I should also point out that technically you don’t need to use your phone to fly. You can fly the Mavic Mini through the controller solely by line of sight. I did this a few times, and losing sight in this scenario was nerve-racking.
Below the tiny frame is a 24mm lens with a fixed f/2.8 aperture. The CMOS image sensor is capable of 12-megapixel still images (JPEG only, unfortunately) and video at 2.7K/30p and 1080/30p. The results are impressive, especially considering the size of the package. Yes, there’s no 4K video or RAW still capture, but this is a machine of compromises.

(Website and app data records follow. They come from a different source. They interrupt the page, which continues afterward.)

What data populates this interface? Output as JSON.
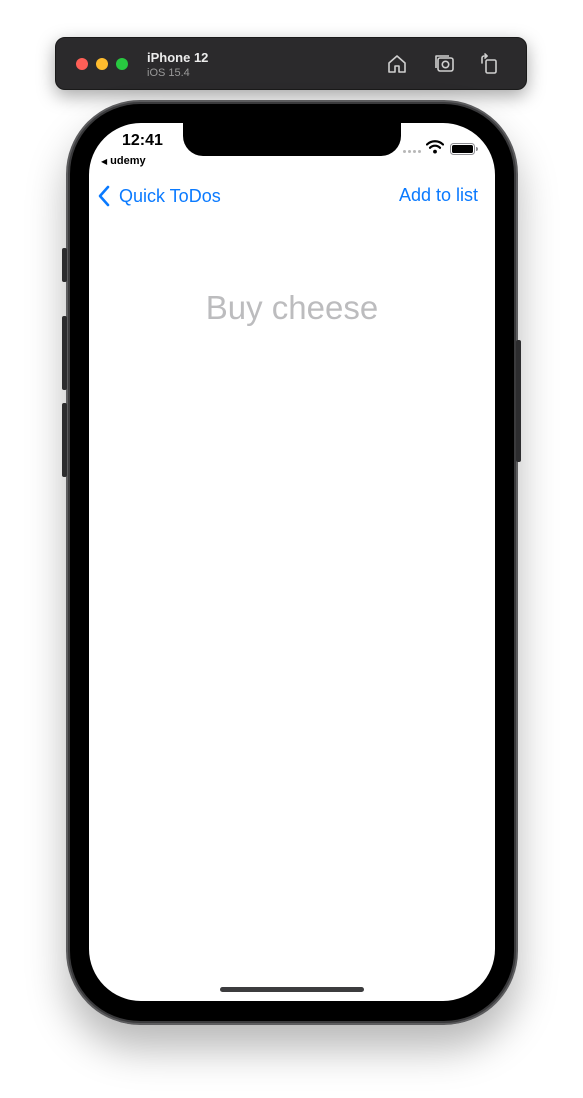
{
  "simulator": {
    "device_name": "iPhone 12",
    "os_version": "iOS 15.4",
    "toolbar_icons": [
      "home-icon",
      "screenshot-icon",
      "rotate-icon"
    ]
  },
  "status_bar": {
    "time": "12:41",
    "back_app": "udemy"
  },
  "nav_bar": {
    "back_label": "Quick ToDos",
    "action_label": "Add to list"
  },
  "todo_input": {
    "placeholder": "Buy cheese",
    "value": ""
  },
  "colors": {
    "accent": "#0a7aff",
    "placeholder": "#bcbcbe",
    "toolbar_bg": "#2b2a2c"
  }
}
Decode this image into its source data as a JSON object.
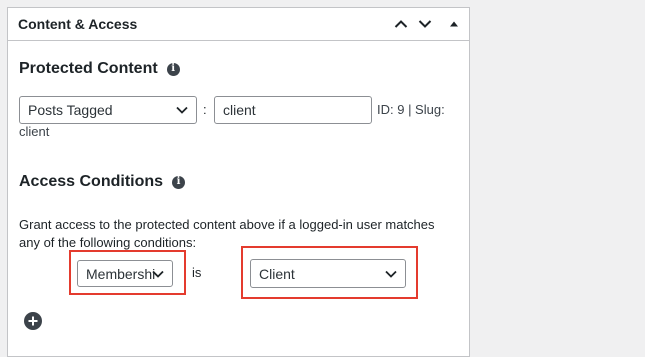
{
  "panel": {
    "title": "Content & Access",
    "controls": {
      "move_up": "chevron-up",
      "move_down": "chevron-down",
      "toggle": "triangle-up"
    }
  },
  "protected_content": {
    "heading": "Protected Content",
    "type_select": {
      "value": "Posts Tagged"
    },
    "separator": ":",
    "term_input": {
      "value": "client"
    },
    "meta_line1": "ID: 9 | Slug:",
    "meta_line2": "client"
  },
  "access_conditions": {
    "heading": "Access Conditions",
    "description": "Grant access to the protected content above if a logged-in user matches any of the following conditions:",
    "condition": {
      "field_select": {
        "value": "Membershi"
      },
      "operator": "is",
      "value_select": {
        "value": "Client"
      }
    }
  },
  "colors": {
    "highlight": "#e43b2e",
    "panel_border": "#c3c4c7",
    "page_background": "#f0f0f1"
  }
}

The Mavic Mini is tiny, light, and relatively cheap, which means there are some trade-offs to be made on features. This is not a Mavic, certainly not a Mavic Pro, not even a Mavic Air. It uses USB-A for charging instead of the more modern and more versatile USB-C, for example. Still, you get quite a lot of cinematic and flying power.
The big drawback and main reason many videographers will probably skip the Mini is the lack of 4K video. It’s not that the 2.7K video from the Mavic Mini is bad, but mixing it with 4K footage isn’t going to work out well. That means if any footage in your project is 4K, you’ll want your drone footage to be 4K. For that, DJI has several answers: The Mavic, Mavic Pro, and Mavic Air.
For the rest of us, the 2.7K footage looks great, and the three-axis-stabilization yields far smoother results than the two-axis-stabilized Spark was ever capable of capturing. There’s something to be said for the old adage: The best camera is the one you have in your pocket. That’s true even when the camera in your pocket is a drone.
The other major missing feature in the Mavic Mini is front and rear collision-avoidance sensors. At the risk of sounding like an old man shooing kids off the lawn: Just a few years ago, we all flew DJI Phantoms with no collision-avoidance sensors. Big, honking, not-terribly-nimble Phantoms.
Trust me, you can handle the Mavic Mini without the collision-avoidance sensors. You’ll just have to do it the old-fashioned way: by practicing and becoming a better drone pilot. I strongly suggest starting in an empty field, well away from obstacles. As you get better you can attempt more difficult scenarios.
But one feature that I did miss was DJI’s ActiveTrack, which allows you to follow a selected object. Strangely, if you use one of the Quickshot modes like Circle, which circles a selected subject, you can highlight a figure and it works. But the more sophisticated ActiveTrack feature is nowhere to be found. That’s disappointing.
Still, considering the price and the size of the Mavic Mini, this is the best drone for most people. A part of what has always made me shy away from using drones more frequently is how big and invasive they can be. I love them, and I’ve flown them professionally and for fun for years, but they’re a hassle to pack, a pain to carry, and so loud you’re almost guaranteed to offend someone.
The Mavic Mini eliminates the first two problems completely. It’s small enough to throw in a little bag and carry with you all the time. It’s still somewhat louder than I’d hoped, but it’s the least intrusive drone I’ve flown. If you keep it about 50 feet up in the air, you’ll hardly notice it.